Unfortunately I’ll be following up my favorite of this week’s mega-Hit Me With Your Best Shot with my least favorite. Islands in the Stream is the most forgotten of 1977’s Best Cinematography Oscar nominees, so I’d been hoping for a surprise that never came. The least visually interesting of the bunch, you kind of wonder if the Academy was just taken with the film’s landscape or if this was the result of some carryover love for Patton with Islands reuniting director Franklin J. Schaffner and director of photography Fred. J. Koenekamp (who won the cinematography Oscar in 1975 for The Towering Inferno).
Not to be too harsh on the imagery, because some of it is quite lovely. For its sun-bleached shores, there is a remarkable range to the color palate that stirs more connection and intrigue to the material than its construction. Most impressive is the film’s night sequences and the beautifully captured light among the darkness. Koenekamp evokes the faintest glimmer of the soul underneath the text that the film is only fleetingly invested in, even if the composition misses the mark on what could have been a trance-like experience of introspection.
The effect is a film that is never firing on at least half of its narrative cylinders, and as a result some of its more insidious ideas take the spotlight.
If the film is visually uneven, it comes from a flat interpretation of a text all too interested in antiquated (if unobtrusive) masculinity. It may not be of The Revenant‘s shit-in-the-woods brand, but the film is lazy in its assessment of what should aspire to and what they can be excused from. Like Close Encounters, there are a host of daddy issues, but unlike Spielberg’s film our affections towards the father are never earned by weak excuses. With George C. Scott’s Hudson’s only surface regard for his parental and romantic responsibilities and his sons’ blind faith in his example, consider Islands the kind of macho crap that drives me insane.
However, my Best Shot selection does sneak in some insight of the destructiveness of male expectations…

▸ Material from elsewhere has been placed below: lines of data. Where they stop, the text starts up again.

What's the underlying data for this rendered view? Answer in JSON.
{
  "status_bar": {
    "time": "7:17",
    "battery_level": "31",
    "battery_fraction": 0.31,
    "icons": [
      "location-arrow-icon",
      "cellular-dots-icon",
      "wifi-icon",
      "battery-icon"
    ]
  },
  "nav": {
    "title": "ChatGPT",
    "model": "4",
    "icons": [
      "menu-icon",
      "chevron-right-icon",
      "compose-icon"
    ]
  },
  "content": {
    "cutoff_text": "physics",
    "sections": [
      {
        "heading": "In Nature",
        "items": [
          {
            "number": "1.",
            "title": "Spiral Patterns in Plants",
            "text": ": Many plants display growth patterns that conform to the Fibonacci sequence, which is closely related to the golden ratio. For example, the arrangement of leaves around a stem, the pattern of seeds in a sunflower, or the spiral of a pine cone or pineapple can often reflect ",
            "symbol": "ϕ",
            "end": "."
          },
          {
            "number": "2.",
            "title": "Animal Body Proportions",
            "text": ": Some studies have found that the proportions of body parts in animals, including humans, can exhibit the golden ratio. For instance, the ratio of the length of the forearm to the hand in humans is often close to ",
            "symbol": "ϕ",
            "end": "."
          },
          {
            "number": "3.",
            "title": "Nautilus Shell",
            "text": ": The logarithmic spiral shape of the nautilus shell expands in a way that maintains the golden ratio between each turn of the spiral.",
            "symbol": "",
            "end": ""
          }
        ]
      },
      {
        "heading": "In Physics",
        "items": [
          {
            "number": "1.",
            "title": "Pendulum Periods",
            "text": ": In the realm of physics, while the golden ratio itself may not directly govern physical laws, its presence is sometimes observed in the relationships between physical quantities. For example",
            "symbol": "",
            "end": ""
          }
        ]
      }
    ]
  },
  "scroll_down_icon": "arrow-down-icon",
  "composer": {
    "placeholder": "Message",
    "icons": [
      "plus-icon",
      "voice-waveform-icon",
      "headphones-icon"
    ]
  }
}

The film may not condemn the extremes Hudson’s son goes to in order to earn his affections (it does quite the opposite), but this shot does come as a jolting shock. The suggestion of the scene is that it is noble for him to risk breaking his body to prove his masculinity to his father, made even grosser by the fact that it works. By suddenly shocking the audience with actual blood at least we can question the punishing gender roles for ourselves.
More of Hit Me With Your Best Shot!